• What this task involves
Down to the last line, print the data that follows exactly, without its pictures.

• Available data

===============

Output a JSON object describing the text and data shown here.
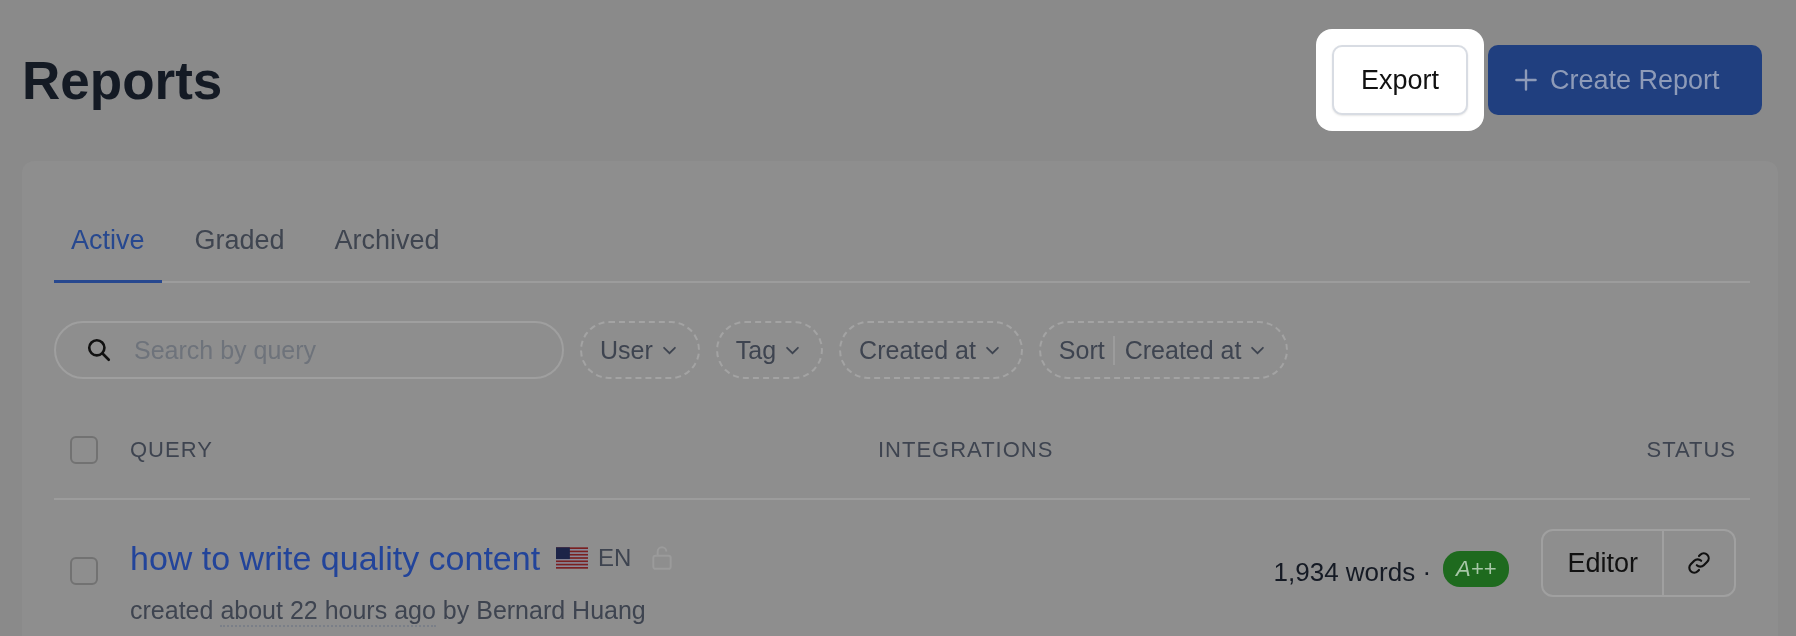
{
  "page_title": "Reports",
  "actions": [
    {
      "label": "Export",
      "kind": "secondary",
      "highlighted": true
    },
    {
      "label": "Create Report",
      "kind": "primary",
      "highlighted": false
    }
  ],
  "tabs": [
    {
      "label": "Active",
      "selected": true
    },
    {
      "label": "Graded",
      "selected": false
    },
    {
      "label": "Archived",
      "selected": false
    }
  ],
  "search": {
    "placeholder": "Search by query"
  },
  "filters": [
    {
      "label": "User"
    },
    {
      "label": "Tag"
    },
    {
      "label": "Created at"
    },
    {
      "prefix": "Sort",
      "label": "Created at"
    }
  ],
  "table": {
    "select_all_checked": false,
    "columns": [
      "QUERY",
      "INTEGRATIONS",
      "STATUS"
    ],
    "rows": [
      {
        "checked": false,
        "title": "how to write quality content",
        "language": "EN",
        "meta_before": "created",
        "meta_time": "about 22 hours ago",
        "meta_after": "by Bernard Huang",
        "words": "1,934 words ·",
        "grade": "A++",
        "open_label": "Editor"
      }
    ]
  }
}
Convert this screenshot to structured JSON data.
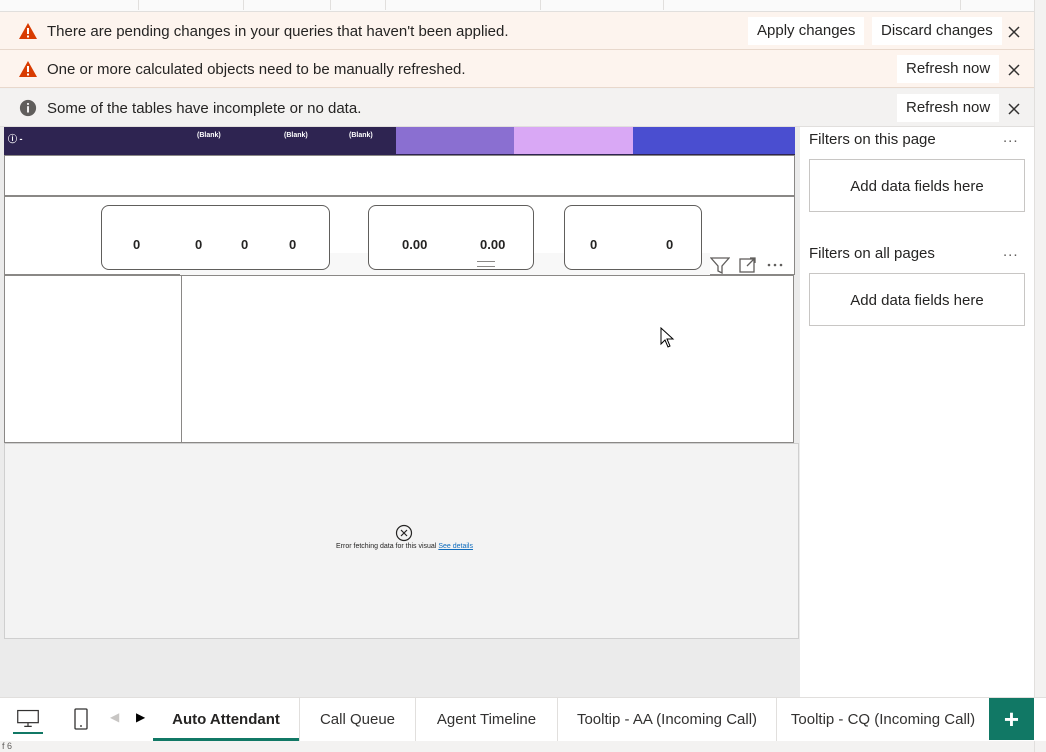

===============

• Written response
Output a JSON object describing the text and data shown here.
{
  "page_title": "Reports",
  "actions": [
    {
      "label": "Export",
      "kind": "secondary",
      "highlighted": true
    },
    {
      "label": "Create Report",
      "kind": "primary",
      "highlighted": false
    }
  ],
  "tabs": [
    {
      "label": "Active",
      "selected": true
    },
    {
      "label": "Graded",
      "selected": false
    },
    {
      "label": "Archived",
      "selected": false
    }
  ],
  "search": {
    "placeholder": "Search by query"
  },
  "filters": [
    {
      "label": "User"
    },
    {
      "label": "Tag"
    },
    {
      "label": "Created at"
    },
    {
      "prefix": "Sort",
      "label": "Created at"
    }
  ],
  "table": {
    "select_all_checked": false,
    "columns": [
      "QUERY",
      "INTEGRATIONS",
      "STATUS"
    ],
    "rows": [
      {
        "checked": false,
        "title": "how to write quality content",
        "language": "EN",
        "meta_before": "created",
        "meta_time": "about 22 hours ago",
        "meta_after": "by Bernard Huang",
        "words": "1,934 words ·",
        "grade": "A++",
        "open_label": "Editor"
      }
    ]
  }
}
Convert this screenshot to structured JSON data.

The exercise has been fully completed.